- **What you should do**: Each line below should be repeated exactly as it stands.

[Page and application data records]
>>>>>

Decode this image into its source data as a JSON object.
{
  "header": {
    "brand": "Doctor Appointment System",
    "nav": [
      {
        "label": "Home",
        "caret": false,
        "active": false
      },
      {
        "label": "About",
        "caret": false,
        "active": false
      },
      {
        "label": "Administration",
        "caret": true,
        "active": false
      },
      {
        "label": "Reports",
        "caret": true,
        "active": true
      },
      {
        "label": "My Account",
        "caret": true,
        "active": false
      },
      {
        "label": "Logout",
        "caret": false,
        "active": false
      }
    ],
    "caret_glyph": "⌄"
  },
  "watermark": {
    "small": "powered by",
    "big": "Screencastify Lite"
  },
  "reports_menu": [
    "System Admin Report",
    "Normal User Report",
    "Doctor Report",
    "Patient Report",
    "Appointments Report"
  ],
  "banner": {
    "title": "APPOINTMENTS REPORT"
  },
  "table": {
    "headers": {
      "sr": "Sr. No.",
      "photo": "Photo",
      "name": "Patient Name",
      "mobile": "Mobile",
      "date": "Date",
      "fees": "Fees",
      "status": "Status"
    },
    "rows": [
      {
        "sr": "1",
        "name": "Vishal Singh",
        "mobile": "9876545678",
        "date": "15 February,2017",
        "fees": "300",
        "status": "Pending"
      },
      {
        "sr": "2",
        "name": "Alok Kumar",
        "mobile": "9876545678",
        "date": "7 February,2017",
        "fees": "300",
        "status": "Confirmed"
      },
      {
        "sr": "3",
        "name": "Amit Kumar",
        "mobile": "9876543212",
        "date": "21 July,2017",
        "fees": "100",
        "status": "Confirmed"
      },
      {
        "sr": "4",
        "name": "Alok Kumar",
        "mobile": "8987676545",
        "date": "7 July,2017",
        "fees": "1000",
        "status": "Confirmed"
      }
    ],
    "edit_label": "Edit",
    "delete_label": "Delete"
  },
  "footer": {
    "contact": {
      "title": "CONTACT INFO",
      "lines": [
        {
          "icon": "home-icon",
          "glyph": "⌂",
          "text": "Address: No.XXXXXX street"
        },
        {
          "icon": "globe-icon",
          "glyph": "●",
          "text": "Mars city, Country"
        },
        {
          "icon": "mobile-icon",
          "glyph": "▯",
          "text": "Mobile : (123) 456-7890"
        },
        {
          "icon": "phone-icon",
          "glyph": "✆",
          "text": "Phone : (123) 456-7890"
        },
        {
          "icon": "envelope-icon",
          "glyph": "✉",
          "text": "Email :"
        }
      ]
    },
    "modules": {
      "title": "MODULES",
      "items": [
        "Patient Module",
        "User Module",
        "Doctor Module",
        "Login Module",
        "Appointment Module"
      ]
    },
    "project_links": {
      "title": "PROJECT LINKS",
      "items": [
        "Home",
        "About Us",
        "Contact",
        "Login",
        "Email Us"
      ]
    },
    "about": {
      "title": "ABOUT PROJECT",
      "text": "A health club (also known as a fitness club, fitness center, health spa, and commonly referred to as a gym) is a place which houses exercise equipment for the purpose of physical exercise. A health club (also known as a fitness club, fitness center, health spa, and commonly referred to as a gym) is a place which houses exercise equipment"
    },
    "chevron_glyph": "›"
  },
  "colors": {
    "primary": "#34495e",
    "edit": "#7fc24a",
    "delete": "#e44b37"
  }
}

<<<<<

- **Exercise response**:
Decode this image into its source data as a JSON object.
{
  "header": {
    "brand": "Doctor Appointment System",
    "nav": [
      {
        "label": "Home",
        "caret": false,
        "active": false
      },
      {
        "label": "About",
        "caret": false,
        "active": false
      },
      {
        "label": "Administration",
        "caret": true,
        "active": false
      },
      {
        "label": "Reports",
        "caret": true,
        "active": true
      },
      {
        "label": "My Account",
        "caret": true,
        "active": false
      },
      {
        "label": "Logout",
        "caret": false,
        "active": false
      }
    ],
    "caret_glyph": "⌄"
  },
  "watermark": {
    "small": "powered by",
    "big": "Screencastify Lite"
  },
  "reports_menu": [
    "System Admin Report",
    "Normal User Report",
    "Doctor Report",
    "Patient Report",
    "Appointments Report"
  ],
  "banner": {
    "title": "APPOINTMENTS REPORT"
  },
  "table": {
    "headers": {
      "sr": "Sr. No.",
      "photo": "Photo",
      "name": "Patient Name",
      "mobile": "Mobile",
      "date": "Date",
      "fees": "Fees",
      "status": "Status"
    },
    "rows": [
      {
        "sr": "1",
        "name": "Vishal Singh",
        "mobile": "9876545678",
        "date": "15 February,2017",
        "fees": "300",
        "status": "Pending"
      },
      {
        "sr": "2",
        "name": "Alok Kumar",
        "mobile": "9876545678",
        "date": "7 February,2017",
        "fees": "300",
        "status": "Confirmed"
      },
      {
        "sr": "3",
        "name": "Amit Kumar",
        "mobile": "9876543212",
        "date": "21 July,2017",
        "fees": "100",
        "status": "Confirmed"
      },
      {
        "sr": "4",
        "name": "Alok Kumar",
        "mobile": "8987676545",
        "date": "7 July,2017",
        "fees": "1000",
        "status": "Confirmed"
      }
    ],
    "edit_label": "Edit",
    "delete_label": "Delete"
  },
  "footer": {
    "contact": {
      "title": "CONTACT INFO",
      "lines": [
        {
          "icon": "home-icon",
          "glyph": "⌂",
          "text": "Address: No.XXXXXX street"
        },
        {
          "icon": "globe-icon",
          "glyph": "●",
          "text": "Mars city, Country"
        },
        {
          "icon": "mobile-icon",
          "glyph": "▯",
          "text": "Mobile : (123) 456-7890"
        },
        {
          "icon": "phone-icon",
          "glyph": "✆",
          "text": "Phone : (123) 456-7890"
        },
        {
          "icon": "envelope-icon",
          "glyph": "✉",
          "text": "Email :"
        }
      ]
    },
    "modules": {
      "title": "MODULES",
      "items": [
        "Patient Module",
        "User Module",
        "Doctor Module",
        "Login Module",
        "Appointment Module"
      ]
    },
    "project_links": {
      "title": "PROJECT LINKS",
      "items": [
        "Home",
        "About Us",
        "Contact",
        "Login",
        "Email Us"
      ]
    },
    "about": {
      "title": "ABOUT PROJECT",
      "text": "A health club (also known as a fitness club, fitness center, health spa, and commonly referred to as a gym) is a place which houses exercise equipment for the purpose of physical exercise. A health club (also known as a fitness club, fitness center, health spa, and commonly referred to as a gym) is a place which houses exercise equipment"
    },
    "chevron_glyph": "›"
  },
  "colors": {
    "primary": "#34495e",
    "edit": "#7fc24a",
    "delete": "#e44b37"
  }
}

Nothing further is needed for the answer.